Panel 1: A character and a motivation.
The character is the customer or user of the product you are making.
What is the difference between goal and motivation? The goal is what they want to do, the motivation is why. Knowing the motivation can help you see the bigger picture, and can lead to more complete or innovative solutions.
When I teach this, I usually say, “I’ve been meaning to lose weight for while, because I love my daughter and hope to dance at her wedding some day.”
Your product can now focus on weight loss, or it can help the protagonist live a healthier life.
You can also include setting– where the protagonist deals with this challenge, in order to better understand the environment in which your customer experiences her challenges and makes her decisions.
Goal: Track Steps. Motivation: wants to exercise. Wants to brag. Curiosity about how much she travels.
Goal: Find a taxi. Motivation: wants to get across town for an important job interview. Got lost in bad part of town, and needs to get home.
Make the motivation something universal, that anyone on your team can relate to, in order to create empathy.
Panel 2: Inciting incident
We all have goals and motivations, but what finally prompts you to try to solve this challenge?
In the story, I say “I’ve been meaning to try to lose weight for some time, yet months go by and I don’t start down that path.” Sound familiar? Even though weight loss is very important to me, I can’t get started.

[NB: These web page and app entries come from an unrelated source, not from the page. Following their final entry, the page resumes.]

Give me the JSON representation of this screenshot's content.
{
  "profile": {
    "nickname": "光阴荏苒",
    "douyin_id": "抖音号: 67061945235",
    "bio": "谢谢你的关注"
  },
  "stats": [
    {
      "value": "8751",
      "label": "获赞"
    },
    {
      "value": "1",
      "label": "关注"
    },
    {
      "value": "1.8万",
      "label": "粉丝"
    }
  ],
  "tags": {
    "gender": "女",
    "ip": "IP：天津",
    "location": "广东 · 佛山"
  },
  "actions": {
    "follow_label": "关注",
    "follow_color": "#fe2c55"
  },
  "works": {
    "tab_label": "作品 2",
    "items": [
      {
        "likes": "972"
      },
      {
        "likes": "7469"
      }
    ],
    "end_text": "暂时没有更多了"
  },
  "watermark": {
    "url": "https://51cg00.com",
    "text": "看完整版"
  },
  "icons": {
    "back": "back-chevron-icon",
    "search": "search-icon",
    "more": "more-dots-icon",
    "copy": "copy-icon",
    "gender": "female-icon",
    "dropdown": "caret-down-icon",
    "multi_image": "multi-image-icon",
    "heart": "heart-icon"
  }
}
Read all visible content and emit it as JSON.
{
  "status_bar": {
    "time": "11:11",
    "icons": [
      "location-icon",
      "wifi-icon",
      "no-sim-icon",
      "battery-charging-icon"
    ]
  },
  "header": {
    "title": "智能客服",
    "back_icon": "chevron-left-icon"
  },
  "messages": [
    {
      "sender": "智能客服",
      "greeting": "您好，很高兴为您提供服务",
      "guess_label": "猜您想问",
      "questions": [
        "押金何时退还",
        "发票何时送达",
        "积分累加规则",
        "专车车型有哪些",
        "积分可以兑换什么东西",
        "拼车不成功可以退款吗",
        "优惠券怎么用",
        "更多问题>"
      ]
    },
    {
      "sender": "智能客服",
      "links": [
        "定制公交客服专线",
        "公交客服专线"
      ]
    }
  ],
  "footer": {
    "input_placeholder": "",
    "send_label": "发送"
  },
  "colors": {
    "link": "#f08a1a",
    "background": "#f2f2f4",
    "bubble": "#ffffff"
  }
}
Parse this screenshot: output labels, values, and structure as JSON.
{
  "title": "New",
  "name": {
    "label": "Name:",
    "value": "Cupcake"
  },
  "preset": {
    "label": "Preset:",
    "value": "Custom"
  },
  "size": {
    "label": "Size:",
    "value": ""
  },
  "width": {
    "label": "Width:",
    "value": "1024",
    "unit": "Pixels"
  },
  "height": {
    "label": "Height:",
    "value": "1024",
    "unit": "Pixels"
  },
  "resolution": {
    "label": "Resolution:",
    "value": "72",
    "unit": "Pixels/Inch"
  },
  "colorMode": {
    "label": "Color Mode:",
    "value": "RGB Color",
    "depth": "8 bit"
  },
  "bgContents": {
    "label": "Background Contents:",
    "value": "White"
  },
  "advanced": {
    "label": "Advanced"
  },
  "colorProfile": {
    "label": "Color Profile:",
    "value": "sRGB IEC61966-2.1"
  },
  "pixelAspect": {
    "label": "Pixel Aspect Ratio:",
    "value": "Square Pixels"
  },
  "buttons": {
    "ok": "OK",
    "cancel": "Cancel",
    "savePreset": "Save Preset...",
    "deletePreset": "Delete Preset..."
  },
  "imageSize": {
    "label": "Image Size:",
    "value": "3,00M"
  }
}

But there are many things that might get me to change. A new number on the scale I never saw before. A relative who get diabetes. Can’t wear my favorite jeans…
This is important, because if you know what motivates your customers to take action, you can capture that commitment to change and get them to consider your product or service. You might even understand where to message your product.
Panel 3 is Struggles
How has your customer already tried to solve this problem?
What are they trying to use now?
Either competitors, or their own home-grown solutions.
Why don’t those work?
You can expand this to multiple panels in an 8-panel format, covering more things your protagonist has tried.
This is the moment in the story where all is lost. The customer believes she will never solve her problem, and things are getting worse and worse.
The doctor tells our protagonist her weight is going up, and so is her blood sugar, blood pressures…her health is in danger! She has to solve this problem!
Stakes are a key idea in story. It’s what it costs the protagonist if they don’t solve reach the goal set in panel one. This is a great place to show the stakes, or raise them.
Your character discovers your product.
Here we see the fabulous delivered diet food that will please any gourmand’s taste buds. Or something like that.
You can make it more specific and show how the protagonist finds it. A commercial, a billboard, a friend or doctor recommending it…
Placing the product into the climax was inspired by Kendall Haven‘s research on the biology of story. Our hero’s discovery of the product at the turning point gives the protagonist agency while still placing the product in context of her life.
And finally, taking a page from the hero’s journey, show how your customer’s life is better.
Panel 6: Change
How has the customer changed?
Are they happy now?
This simple story places your product (or service) in context of a real problem and a person’s hopes and dreams. With a little thought, you can make sure you are making something that really will help.
In the workshops on innovation I run, we show this cartoon to potential customers, in order to familiarize with the product promise before doing participatory roadmap exercises. It provides context for people as they prioritize features.
I was chatting with a consultant friend today, and she now shows it before running product prototype tests. The cartoon helps get people in the right mindset to evaluate solutions.
You can also use this to validate if you are solving the right problem. Walk a customer through this, and ask them to mark where their situation is different, and where it is the same.
I highly recommend Cartooning: Philosophy and Practice by Ivan Brunetti if you enjoy the highly geometric style I used in this story board, or just want to get better at cartooning.
I also recommend checking out my post, The Shape of Story, to get ideas for other elements of story you can use.
More on using Story to drive product decisions: The User’s Journey: Storymapping Products That People Love by Donna Lichaw
Below is the complete comic.